Is 'shop and scan' the way of the future? 6 retail experts weigh in
To eliminate one of the biggest inconveniences of physical stores, retailers are giving shoppers the power to be their own cashiers.
For years, retailers have tested ways to rid their stores of one of consumers’ most despised inconveniences — checkout lines.
According to a survey from Harris Poll, 88% of U.S. shoppers want checkouts to be faster, and 50% named slow checkout speeds and long lines as their top grievances when shopping.
Possible solutions to the problem have ranged from reformulating lines to a more queue-like system to granting associates tablets to check out shoppers anywhere in the store.
But what if shoppers are the solution for long checkout lines?
The Cincinnati Enquirer reports that Kroger is testing its new “Scan, Bag, Go” program at 15 stores, where consumers receive personal scanners or use a mobile app on their phone to scan groceries while shopping. After bagging the groceries as they scan them in the aisles, consumers can then pay for the final bill at the front of the store, skipping the checkout line altogether. The program is similar to Giant's Scan It program, which also provides shoppers the option of using their mobile phones to scan items.
Following this announcement, RetailWire, an online retail discussion forum, asked its BrainTrust panel of retail experts the following questions:
- How likely is it that shop and scan devices or mobile apps allowing consumers to use their own devices will catch on in a significant way at retail in the next five years?
- What are the impediments to adoption? What do you see as the opportunity?
Here are six of the most interesting perspectives from that discussion. Comments have been edited by Retail Dive for content and length.
1. First, break the habit
Ken Lonyai, Digital Innovation Strategist and Co-founder, ScreenPlay InterActive: As logical as this seems, adoption will likely be very slow. People are habitual and have been trained to bring their carts to the front, unpack, scan or be scanned and then repack. The only way to move adoption forward faster is to have venues with no other option but to check out this way, meaning no registers.

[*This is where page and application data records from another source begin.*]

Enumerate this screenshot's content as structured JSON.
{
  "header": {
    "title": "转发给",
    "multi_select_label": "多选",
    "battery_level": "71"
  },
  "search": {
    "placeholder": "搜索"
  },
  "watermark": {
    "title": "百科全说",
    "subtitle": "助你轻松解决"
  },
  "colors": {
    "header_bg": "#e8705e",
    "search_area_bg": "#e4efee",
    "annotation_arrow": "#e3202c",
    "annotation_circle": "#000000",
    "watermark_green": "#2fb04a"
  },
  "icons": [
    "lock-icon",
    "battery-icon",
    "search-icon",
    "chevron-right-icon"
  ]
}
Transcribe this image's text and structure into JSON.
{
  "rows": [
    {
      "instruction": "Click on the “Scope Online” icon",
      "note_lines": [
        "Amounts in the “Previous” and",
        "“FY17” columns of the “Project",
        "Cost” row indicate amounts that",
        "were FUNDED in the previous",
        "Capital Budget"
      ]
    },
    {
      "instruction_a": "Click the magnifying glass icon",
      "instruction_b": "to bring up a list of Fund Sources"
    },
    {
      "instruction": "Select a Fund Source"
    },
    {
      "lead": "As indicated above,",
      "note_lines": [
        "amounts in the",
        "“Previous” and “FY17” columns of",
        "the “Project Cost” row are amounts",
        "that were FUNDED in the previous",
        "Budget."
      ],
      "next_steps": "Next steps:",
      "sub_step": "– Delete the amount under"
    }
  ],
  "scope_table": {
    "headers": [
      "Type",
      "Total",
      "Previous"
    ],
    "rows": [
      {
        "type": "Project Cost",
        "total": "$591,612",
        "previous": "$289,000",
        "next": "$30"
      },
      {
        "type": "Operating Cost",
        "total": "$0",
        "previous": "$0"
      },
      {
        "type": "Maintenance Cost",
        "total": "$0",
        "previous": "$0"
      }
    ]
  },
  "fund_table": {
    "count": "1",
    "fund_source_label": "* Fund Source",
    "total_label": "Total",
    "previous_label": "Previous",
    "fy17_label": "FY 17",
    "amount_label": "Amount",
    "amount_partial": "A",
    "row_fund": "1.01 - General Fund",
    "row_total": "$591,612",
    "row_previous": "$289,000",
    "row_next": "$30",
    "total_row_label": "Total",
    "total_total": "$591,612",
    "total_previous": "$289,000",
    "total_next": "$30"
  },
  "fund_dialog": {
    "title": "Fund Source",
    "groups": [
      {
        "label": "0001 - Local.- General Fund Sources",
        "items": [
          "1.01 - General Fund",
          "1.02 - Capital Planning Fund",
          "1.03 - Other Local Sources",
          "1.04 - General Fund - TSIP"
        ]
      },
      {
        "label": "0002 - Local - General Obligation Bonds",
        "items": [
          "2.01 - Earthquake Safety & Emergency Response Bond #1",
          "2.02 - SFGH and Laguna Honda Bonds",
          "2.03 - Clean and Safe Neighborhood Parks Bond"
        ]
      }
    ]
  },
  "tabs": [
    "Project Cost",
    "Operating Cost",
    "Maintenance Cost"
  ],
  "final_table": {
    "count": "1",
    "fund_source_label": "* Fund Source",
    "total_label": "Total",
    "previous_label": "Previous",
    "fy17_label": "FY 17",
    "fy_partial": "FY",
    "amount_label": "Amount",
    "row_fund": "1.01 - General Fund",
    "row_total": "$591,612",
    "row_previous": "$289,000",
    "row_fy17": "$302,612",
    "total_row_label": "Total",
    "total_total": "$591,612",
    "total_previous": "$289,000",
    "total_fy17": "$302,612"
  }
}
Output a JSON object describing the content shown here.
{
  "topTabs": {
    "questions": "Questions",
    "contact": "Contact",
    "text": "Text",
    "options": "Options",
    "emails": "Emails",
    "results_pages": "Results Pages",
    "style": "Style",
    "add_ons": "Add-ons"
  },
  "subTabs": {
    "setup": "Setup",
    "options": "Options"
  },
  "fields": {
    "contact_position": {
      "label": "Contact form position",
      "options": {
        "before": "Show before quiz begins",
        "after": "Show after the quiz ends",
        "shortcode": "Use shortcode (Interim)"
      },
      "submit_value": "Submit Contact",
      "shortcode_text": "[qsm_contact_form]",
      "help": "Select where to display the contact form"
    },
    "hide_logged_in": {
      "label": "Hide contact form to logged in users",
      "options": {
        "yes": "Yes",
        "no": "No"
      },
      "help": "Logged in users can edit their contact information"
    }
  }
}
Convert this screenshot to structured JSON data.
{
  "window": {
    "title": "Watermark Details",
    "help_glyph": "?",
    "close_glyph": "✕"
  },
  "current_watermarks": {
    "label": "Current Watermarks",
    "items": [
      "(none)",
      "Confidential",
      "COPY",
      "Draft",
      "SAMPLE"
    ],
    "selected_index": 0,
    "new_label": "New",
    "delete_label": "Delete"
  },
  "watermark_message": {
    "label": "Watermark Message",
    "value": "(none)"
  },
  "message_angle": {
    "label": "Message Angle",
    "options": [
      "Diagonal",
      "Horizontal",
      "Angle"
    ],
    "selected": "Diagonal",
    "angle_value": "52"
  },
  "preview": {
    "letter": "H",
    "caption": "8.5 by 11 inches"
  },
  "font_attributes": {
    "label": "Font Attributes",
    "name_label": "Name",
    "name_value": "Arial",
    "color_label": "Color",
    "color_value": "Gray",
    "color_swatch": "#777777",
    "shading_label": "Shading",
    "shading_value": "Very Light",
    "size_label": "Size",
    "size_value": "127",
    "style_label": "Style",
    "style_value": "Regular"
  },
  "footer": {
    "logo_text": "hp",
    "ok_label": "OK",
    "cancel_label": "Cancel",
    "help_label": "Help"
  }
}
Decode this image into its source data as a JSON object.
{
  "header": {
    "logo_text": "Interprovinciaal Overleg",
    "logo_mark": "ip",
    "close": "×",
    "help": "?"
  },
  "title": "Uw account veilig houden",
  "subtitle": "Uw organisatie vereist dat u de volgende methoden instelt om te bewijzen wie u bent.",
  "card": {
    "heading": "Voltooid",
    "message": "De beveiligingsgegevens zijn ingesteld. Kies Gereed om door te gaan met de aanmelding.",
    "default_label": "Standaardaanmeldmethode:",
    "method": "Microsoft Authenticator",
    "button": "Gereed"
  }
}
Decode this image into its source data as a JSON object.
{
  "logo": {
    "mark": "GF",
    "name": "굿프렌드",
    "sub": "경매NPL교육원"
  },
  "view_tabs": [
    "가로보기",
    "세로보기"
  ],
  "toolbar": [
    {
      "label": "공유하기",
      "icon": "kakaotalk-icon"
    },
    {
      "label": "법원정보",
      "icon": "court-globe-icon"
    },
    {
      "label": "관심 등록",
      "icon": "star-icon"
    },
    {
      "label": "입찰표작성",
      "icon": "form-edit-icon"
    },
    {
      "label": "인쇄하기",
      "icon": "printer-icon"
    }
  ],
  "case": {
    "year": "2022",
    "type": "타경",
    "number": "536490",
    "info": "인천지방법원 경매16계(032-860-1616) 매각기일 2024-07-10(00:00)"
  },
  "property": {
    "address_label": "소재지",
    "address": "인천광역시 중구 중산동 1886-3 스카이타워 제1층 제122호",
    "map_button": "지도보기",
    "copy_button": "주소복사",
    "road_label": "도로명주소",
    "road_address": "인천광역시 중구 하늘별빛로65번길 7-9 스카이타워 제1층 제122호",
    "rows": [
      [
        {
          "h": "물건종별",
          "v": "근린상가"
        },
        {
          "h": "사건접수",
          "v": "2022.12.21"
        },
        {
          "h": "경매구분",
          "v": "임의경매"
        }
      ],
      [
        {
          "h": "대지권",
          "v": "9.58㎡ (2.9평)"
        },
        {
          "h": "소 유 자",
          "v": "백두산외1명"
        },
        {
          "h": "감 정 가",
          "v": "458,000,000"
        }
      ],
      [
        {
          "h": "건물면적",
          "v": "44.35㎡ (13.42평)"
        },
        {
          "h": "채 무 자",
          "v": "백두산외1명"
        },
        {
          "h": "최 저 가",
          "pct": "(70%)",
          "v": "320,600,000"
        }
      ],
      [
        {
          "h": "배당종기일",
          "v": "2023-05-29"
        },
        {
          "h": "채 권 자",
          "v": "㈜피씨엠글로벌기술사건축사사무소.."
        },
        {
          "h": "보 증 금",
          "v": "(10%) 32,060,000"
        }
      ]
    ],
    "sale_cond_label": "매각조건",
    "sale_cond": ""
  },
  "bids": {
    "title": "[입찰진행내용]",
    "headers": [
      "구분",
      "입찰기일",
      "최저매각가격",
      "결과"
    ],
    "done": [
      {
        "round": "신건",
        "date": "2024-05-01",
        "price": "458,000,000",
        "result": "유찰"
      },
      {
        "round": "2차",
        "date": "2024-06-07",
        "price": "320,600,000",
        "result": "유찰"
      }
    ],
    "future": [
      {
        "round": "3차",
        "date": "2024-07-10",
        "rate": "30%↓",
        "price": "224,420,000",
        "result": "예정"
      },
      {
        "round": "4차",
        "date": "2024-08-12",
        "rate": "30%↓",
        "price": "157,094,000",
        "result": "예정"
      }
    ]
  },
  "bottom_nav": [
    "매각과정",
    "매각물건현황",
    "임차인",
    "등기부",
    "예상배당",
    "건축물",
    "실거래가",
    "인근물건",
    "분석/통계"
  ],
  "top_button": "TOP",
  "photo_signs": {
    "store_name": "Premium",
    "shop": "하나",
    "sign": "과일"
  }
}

Until then, the only other speedy check out is another now old concept, item-level RFID tags whereby the entire cart is scanned without removing items that are already bagged as consumers fill the cart.
2. The opportunity is with millennials
Richard J. George, Ph.D., Professor of Food Marketing, Haub School of Business, Saint Joseph's University: The opportunity here lies with Millennials, now the largest U.S. generation. Millennials check their smartphones 45 times per day. They shop for food online more than any other generation. These digital natives do not shop at traditional retailers the way preceding generations did. If brick-and-mortar retailers want them to shop in their stores, the issue of checkout needs to be addressed. The Kroger test should provide some answers.
3. Who’s helping who?
Herb Sorensen, Ph.D., Scientific Advisor, Kantar Retail; Adjunct Ehrenberg-Bass, Shopper Scientist LLC: Adding scanning to the shoppers' aisle-by-aisle trip is never going to extend to more than 10 percent of the shoppers. This has been done by what is now Catalina Mobile since 2001, and has also had fairly wide deployment in Europe. Until something like Near Field Communication (NFC) becomes practical for packaged goods, this is NOT going to happen. (And it will be something like the Apple Watch that does it!) Stop investing hundreds of millions in new ways for shoppers to assist retailers. It's supposed to work the other way around.
4. Eliminate the register completely
Graeme McVie, VP & GM, Business Development, Precima: In order for self-scanning to really catch on, there needs to be an increased focus on the overall experience. The self-scanners I used were fairly rudimentary and didn't offer a lot of additional value over and above the basic ability to scan items. Using a smartphone app that had incremental utility/value, including automatically identifying personalized offers that could be applied to my purchases and presenting health information at the point of scan, would be a step in the right direction. But the most significant step would be to allow a shopper to simply pay on their smartphone and walk out the door without having to even visit a register. If retailers are concerned about the risks of this approach then they could consider phasing it in by initially offering smart phone payment as an option to their most loyal customers before evaluating the impact and expanding the program.
5. Need better solutions to prevent loss
Tony Orlando, Owner, Tony O's Supermarket & Catering: Will the customer scan everything they buy? Unless the RFID chip is on every product, how do you know if they scanned everything?
This sounds good in theory, but I don't see a rush by stores willing to do it.
6. Where’s my paycheck?
Bob Phibbs, President/CEO, The Retail Doctor: Gee, am I on the schedule today? I don't go to a retailer to work for the retailer. They work for me. This is some techie's dream, but no one else's.